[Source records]

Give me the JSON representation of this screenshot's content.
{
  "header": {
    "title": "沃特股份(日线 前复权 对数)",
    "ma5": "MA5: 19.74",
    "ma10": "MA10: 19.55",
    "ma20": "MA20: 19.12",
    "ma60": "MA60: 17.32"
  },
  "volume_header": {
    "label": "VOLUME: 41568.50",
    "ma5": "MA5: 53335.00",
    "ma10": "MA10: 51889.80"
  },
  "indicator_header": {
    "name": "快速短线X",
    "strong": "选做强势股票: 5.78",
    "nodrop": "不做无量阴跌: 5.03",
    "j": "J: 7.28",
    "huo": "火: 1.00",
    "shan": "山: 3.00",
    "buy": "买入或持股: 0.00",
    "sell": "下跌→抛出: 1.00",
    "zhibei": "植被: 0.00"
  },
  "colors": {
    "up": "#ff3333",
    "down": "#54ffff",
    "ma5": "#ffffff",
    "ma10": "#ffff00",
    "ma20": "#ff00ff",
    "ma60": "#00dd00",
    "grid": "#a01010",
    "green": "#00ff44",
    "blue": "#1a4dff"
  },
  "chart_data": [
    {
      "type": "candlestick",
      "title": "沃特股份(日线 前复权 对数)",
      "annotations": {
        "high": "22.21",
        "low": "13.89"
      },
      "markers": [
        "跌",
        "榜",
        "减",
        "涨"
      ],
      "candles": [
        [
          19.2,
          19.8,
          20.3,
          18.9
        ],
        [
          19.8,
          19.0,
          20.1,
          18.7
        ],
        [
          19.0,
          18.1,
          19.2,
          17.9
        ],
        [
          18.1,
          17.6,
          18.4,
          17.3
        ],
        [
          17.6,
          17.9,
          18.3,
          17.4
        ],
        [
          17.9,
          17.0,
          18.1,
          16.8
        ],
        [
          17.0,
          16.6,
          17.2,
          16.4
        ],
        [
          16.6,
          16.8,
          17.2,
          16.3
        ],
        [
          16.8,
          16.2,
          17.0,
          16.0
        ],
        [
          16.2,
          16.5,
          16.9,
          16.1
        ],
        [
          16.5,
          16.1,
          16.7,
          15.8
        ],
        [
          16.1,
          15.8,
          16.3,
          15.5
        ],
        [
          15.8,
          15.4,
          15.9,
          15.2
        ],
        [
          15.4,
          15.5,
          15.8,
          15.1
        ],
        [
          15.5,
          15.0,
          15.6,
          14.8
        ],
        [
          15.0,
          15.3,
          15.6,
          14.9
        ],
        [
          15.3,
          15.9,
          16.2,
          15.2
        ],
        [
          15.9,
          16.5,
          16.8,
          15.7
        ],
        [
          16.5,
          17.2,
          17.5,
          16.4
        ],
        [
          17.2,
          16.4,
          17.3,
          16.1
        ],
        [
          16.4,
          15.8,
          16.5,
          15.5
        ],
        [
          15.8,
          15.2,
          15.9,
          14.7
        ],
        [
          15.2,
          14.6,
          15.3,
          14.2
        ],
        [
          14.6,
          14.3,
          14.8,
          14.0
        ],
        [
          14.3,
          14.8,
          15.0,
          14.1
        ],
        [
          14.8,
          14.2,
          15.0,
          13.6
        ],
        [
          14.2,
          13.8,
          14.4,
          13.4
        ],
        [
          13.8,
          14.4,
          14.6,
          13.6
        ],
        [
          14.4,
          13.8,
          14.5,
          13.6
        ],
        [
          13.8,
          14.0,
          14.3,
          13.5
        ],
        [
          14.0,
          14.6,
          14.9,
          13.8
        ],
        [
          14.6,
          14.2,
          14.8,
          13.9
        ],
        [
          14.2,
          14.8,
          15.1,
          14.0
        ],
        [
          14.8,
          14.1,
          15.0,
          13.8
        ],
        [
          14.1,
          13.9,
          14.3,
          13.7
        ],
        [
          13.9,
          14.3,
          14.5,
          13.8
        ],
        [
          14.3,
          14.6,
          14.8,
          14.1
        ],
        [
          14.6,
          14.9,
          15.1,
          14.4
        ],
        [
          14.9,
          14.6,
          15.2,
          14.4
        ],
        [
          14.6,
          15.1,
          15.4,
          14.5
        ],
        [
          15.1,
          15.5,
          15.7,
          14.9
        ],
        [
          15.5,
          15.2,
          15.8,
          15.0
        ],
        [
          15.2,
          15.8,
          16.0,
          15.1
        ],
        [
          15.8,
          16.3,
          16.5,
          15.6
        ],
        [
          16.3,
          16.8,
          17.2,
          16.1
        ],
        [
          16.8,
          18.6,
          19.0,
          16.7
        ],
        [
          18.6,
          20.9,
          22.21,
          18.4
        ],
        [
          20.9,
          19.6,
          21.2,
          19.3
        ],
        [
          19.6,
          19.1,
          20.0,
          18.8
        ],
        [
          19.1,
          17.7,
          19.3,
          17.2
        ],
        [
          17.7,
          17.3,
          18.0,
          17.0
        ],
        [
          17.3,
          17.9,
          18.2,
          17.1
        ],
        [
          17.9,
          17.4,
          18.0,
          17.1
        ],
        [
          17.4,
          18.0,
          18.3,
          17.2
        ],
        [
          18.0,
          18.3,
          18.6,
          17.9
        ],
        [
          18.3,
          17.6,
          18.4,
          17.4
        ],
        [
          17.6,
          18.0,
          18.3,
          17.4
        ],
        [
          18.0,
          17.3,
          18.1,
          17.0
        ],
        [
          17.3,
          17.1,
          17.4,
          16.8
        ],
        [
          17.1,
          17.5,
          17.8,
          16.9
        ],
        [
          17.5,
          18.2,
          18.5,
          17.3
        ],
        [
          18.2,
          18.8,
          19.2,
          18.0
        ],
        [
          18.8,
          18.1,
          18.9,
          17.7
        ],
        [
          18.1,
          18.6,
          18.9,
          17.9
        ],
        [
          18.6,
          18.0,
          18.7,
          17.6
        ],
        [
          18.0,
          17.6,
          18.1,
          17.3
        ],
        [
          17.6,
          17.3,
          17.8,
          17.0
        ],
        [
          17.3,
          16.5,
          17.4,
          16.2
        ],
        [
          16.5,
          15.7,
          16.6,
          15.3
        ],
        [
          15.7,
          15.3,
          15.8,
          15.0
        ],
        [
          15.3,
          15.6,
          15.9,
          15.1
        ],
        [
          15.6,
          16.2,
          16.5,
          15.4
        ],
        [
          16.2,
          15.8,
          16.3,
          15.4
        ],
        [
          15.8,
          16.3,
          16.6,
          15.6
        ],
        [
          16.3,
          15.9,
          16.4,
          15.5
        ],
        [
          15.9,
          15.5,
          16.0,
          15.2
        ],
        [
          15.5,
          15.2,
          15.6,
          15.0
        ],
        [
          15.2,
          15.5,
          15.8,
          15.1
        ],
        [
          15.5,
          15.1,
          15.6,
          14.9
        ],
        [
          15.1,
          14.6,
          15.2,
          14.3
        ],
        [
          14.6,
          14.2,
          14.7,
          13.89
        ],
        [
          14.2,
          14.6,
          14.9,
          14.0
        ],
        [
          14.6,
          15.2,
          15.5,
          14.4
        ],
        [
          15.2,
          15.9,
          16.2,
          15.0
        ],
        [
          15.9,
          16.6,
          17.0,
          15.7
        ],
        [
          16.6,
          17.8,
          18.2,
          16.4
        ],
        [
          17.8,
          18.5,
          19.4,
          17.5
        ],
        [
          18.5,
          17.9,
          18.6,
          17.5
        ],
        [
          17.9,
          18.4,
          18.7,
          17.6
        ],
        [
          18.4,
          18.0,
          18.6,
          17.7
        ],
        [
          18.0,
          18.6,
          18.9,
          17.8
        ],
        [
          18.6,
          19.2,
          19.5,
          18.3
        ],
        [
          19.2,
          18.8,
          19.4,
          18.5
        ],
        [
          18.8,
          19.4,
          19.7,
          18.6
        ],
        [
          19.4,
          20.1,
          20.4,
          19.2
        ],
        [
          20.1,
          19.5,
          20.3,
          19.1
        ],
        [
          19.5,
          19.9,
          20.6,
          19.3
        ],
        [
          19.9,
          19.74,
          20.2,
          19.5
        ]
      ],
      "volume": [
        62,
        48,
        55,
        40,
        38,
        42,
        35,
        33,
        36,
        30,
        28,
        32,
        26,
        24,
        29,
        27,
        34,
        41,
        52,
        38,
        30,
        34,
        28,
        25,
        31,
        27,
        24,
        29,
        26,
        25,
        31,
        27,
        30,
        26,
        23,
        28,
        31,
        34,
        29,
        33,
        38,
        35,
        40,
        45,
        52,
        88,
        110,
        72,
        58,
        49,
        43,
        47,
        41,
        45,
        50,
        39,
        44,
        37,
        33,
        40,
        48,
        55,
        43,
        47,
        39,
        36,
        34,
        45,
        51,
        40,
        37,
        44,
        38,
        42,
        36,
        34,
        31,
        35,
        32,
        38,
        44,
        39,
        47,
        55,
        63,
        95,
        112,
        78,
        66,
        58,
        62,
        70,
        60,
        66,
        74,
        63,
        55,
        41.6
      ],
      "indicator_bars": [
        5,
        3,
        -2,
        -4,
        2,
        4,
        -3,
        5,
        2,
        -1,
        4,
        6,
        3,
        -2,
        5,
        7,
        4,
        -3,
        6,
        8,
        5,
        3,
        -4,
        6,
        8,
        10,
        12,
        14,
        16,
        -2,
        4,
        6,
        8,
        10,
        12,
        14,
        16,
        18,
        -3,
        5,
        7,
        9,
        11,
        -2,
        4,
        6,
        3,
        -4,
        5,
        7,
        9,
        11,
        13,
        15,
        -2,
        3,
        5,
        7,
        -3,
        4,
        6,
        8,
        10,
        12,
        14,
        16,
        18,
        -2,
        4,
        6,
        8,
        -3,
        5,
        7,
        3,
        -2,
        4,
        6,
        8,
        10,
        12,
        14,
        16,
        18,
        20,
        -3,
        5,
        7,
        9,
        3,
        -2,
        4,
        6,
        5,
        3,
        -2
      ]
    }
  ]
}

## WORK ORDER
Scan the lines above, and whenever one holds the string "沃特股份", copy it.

## OUTPUT FOR THIS TASK
    "title": "沃特股份(日线 前复权 对数)",
      "title": "沃特股份(日线 前复权 对数)",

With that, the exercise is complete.